**What is being asked:** What is needed is a copy of each line in the listing that contains "program".

**Excerpted data:**
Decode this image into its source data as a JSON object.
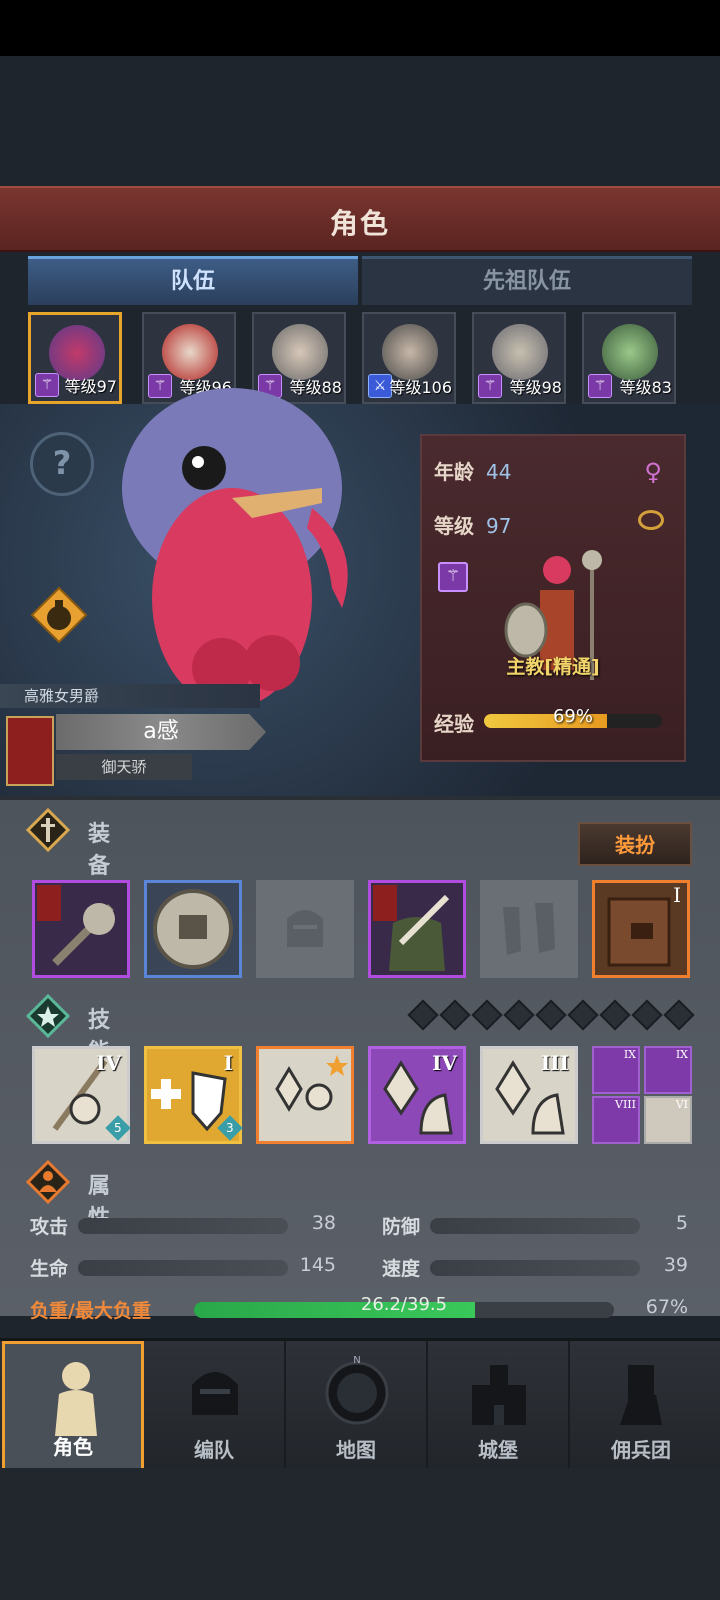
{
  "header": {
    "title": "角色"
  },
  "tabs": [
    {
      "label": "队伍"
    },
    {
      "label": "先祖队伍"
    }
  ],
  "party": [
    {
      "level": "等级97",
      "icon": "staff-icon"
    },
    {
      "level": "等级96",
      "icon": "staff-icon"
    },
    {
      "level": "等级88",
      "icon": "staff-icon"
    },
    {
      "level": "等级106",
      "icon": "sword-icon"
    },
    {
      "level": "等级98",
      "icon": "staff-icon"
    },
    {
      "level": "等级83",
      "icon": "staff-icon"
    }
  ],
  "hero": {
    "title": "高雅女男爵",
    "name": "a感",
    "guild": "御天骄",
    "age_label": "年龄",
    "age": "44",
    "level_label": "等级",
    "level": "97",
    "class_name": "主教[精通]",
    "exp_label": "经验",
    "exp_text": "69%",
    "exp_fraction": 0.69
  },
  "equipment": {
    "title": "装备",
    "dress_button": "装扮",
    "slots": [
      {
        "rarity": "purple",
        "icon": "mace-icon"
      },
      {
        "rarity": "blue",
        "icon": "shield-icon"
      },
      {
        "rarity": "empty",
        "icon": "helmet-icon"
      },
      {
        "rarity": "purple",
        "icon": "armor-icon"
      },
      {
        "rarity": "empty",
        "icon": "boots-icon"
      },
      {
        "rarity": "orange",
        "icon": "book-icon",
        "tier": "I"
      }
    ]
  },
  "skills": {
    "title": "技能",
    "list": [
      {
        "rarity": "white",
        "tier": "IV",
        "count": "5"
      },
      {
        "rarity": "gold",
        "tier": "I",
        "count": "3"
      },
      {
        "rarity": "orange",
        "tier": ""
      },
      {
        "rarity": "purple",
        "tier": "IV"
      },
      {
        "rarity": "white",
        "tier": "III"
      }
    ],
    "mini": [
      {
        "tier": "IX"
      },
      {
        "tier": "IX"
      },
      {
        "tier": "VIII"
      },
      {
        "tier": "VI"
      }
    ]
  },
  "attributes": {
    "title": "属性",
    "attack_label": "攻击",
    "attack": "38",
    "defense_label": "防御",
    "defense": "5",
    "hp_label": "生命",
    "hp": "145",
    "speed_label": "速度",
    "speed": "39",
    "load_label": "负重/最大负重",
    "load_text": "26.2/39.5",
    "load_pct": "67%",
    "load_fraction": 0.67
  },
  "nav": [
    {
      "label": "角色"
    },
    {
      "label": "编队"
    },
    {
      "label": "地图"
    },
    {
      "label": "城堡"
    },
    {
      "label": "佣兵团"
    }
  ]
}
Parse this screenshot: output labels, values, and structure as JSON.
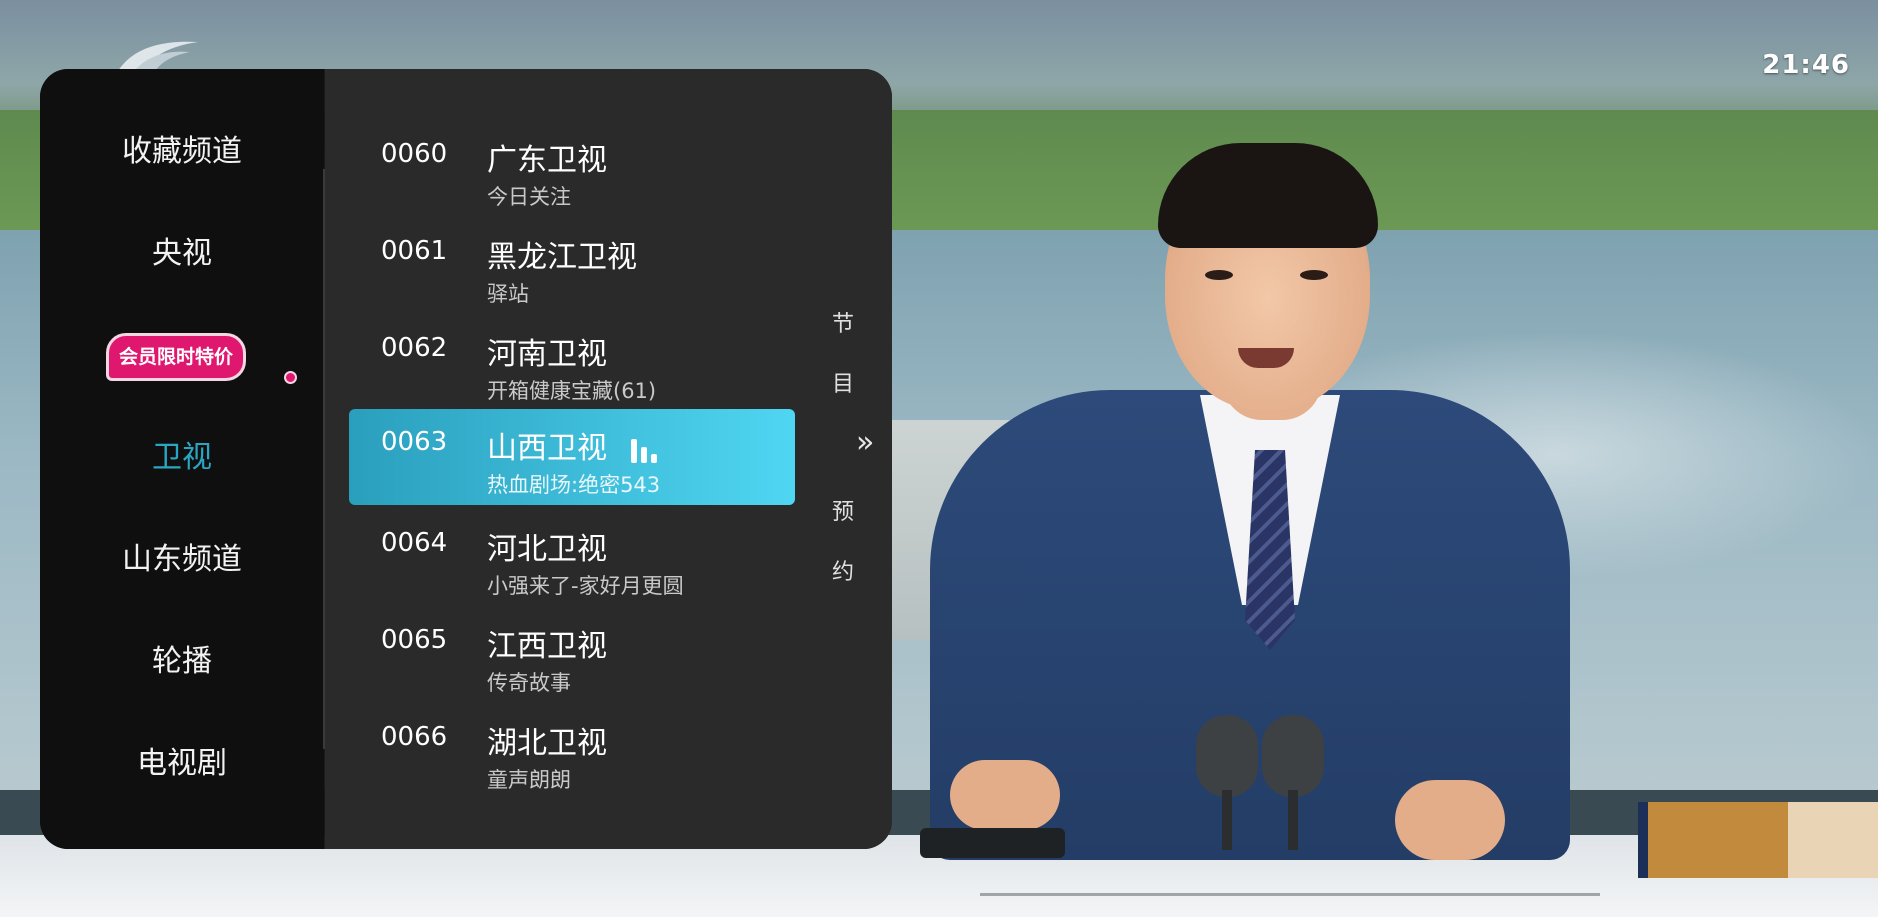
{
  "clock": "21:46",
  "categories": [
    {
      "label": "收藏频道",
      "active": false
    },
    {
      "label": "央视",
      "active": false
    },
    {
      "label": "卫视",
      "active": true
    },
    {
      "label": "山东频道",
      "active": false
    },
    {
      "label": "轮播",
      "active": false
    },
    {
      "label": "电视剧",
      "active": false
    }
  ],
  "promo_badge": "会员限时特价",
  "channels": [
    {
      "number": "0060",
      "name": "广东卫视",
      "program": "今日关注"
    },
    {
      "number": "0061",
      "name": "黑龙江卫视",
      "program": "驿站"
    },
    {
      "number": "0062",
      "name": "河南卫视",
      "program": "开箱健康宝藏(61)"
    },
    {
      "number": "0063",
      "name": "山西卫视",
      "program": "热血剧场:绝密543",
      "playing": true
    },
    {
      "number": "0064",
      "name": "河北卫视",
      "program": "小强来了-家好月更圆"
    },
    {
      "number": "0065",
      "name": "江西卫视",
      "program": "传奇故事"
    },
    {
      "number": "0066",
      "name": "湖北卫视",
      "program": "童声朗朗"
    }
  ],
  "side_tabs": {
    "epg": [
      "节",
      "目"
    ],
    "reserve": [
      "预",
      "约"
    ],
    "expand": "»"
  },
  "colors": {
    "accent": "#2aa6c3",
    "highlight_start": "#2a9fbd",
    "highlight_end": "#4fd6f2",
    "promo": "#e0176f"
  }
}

**Answer to this task:**
      "program": "今日关注"
      "program": "驿站"
      "program": "开箱健康宝藏(61)"
      "program": "热血剧场:绝密543",
      "program": "小强来了-家好月更圆"
      "program": "传奇故事"
      "program": "童声朗朗"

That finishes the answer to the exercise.